“It is very sad,” says Larry Morgan, Columbia Shuswap Regional District director for the North Shuswap. “We worked very hard and have taken several different approaches to come up with something. Unfortunately, it appears we’re not able to continue recruiting.”
Morgan says he and members of the North Shuswap Health Society have had multiple meetings with Interior Health, to no avail.
“They are not interested in restarting Scotch Creek,” he says, noting the health authority indicated in 2013 that emergency response beyond Scotch Creek towards Anglemont, Celista and Seymour Arm would likely involve a helicopter.
The clinic’s closure is due to the retirement of Drs. Ken and Janet Bates, who have worked in the clinic for the past three-and-a-half years.
Janet says she and her husband were recruited by Interior Health on the basis of providing care from both the Chase and Scotch Creek clinics.
But, after they arrived, IH chose to close Scotch Creek, at which point the Bates left the employment of the health authority and undertook operation of the clinic in Scotch Creek.
“The whole thing is so hard for people to understand, but IH has determined our area is not part of their manpower plan so they don’t aid in recruiting like they do in other areas,” she says, pointing out a $15,000 incentive is not made available to the North Shuswap. “Clearly it is very difficult for patients; we have no form of public transportation… no way for many people to go to the doctor. We saw a lot of people who, in the absence of doctors, simply didn’t see anybody.”
Janet says the North Shuswap Health Society is still trying to get some form of health-care provider to the clinic and there’s a possibility the doctors in Chase might visit the clinic one day a week, “which clearly would be wonderful for the patients.”
In an Aug. 1 letter to their patients, advising them of the imminent closure, the Bates identified Dr. Curtis Bell, community medical director as the Interior Health decision-maker, who has determined the “manpower plan” calls for three doctors for Chase.
Janet is not just concerned about doctors but about other health-care providers as well.
“We worked really hard to get a lab. Life Labs comes once a week and the real hope is they could continue to do that,” she says. “The health-care society has committed to keeping the lab open for a year, but some of the money is coming from fundraising.”
The Bates are also concerned that, without a space, the services of a foot-care specialist who visits the clinic once a month and a nurse practitioner who visits twice a month will be lost.

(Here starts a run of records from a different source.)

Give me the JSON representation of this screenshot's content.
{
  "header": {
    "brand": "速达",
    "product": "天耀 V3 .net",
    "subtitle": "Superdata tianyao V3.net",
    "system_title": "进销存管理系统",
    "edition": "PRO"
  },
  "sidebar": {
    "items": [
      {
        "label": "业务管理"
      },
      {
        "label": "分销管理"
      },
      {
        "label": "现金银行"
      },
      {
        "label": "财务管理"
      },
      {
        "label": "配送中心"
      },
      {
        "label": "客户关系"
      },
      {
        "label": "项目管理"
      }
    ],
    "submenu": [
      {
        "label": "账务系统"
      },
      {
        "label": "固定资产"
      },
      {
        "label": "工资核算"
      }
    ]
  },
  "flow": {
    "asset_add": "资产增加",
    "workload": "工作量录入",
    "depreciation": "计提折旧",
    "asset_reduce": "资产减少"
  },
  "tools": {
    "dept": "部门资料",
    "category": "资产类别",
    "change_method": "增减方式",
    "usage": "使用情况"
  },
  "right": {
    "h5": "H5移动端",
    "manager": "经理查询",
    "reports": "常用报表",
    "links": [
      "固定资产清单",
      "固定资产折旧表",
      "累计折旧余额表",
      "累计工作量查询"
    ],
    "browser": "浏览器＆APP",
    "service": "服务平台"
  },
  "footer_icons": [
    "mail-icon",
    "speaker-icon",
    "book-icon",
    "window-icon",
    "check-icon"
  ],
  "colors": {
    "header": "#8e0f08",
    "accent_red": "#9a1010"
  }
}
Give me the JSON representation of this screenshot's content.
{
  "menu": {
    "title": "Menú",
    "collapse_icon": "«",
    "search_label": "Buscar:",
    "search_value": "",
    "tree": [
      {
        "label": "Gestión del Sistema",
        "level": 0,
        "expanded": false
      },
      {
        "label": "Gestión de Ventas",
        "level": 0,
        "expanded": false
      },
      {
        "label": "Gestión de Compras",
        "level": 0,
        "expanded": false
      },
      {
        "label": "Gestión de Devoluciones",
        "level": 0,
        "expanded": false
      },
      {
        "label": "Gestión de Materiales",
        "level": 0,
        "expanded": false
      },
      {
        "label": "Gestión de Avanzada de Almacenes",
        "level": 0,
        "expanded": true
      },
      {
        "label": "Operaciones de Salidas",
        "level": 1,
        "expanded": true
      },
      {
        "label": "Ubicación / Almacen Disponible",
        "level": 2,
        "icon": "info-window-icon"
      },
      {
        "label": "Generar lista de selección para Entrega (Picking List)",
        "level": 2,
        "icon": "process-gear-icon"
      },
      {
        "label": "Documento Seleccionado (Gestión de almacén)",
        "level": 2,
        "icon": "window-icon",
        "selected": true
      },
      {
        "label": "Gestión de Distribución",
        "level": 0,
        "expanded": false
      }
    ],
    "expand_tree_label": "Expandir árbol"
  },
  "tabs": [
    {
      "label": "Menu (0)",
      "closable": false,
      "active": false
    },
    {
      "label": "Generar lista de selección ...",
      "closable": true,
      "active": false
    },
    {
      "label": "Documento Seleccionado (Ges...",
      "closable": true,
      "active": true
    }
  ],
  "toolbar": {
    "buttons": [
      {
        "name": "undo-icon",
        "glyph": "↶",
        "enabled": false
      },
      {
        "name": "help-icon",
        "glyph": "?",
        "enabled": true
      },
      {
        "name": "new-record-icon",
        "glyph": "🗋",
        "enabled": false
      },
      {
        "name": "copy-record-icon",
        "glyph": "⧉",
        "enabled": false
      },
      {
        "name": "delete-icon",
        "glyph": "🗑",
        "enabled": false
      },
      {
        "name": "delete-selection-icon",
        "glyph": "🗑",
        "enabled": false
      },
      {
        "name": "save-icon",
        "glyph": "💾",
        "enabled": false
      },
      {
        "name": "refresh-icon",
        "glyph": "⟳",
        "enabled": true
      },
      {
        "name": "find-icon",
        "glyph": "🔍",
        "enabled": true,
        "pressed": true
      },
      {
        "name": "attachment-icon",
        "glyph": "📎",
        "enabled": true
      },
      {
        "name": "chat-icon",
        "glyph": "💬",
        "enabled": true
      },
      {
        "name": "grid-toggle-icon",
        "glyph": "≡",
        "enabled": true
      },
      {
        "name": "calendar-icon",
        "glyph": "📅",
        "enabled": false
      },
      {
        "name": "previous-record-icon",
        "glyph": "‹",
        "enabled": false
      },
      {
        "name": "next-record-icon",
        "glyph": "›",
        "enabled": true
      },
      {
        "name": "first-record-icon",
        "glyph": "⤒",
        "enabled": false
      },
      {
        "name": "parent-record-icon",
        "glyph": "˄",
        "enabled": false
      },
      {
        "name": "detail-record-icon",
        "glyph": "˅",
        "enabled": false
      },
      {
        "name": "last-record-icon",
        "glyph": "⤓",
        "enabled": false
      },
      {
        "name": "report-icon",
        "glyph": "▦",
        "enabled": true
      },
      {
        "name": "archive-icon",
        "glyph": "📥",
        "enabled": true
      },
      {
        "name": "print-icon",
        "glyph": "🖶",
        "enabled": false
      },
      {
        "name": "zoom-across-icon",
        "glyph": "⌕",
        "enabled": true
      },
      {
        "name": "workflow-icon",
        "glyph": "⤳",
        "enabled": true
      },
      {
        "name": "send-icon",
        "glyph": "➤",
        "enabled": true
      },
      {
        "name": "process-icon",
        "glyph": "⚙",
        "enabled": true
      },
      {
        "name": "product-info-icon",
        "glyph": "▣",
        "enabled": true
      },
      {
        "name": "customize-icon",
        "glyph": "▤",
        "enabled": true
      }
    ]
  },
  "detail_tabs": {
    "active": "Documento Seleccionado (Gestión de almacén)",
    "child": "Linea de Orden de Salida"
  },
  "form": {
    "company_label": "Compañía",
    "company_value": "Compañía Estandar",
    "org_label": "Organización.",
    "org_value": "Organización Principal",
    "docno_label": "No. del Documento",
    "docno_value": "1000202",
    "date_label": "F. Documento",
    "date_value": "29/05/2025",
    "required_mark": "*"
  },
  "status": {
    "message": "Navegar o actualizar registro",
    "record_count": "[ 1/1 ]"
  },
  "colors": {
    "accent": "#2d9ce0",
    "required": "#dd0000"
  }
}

“We have worked at recruiting, but it’s clear Chase has more help from the health authority,” she says.
Bell was out of the office and unavailable for comment.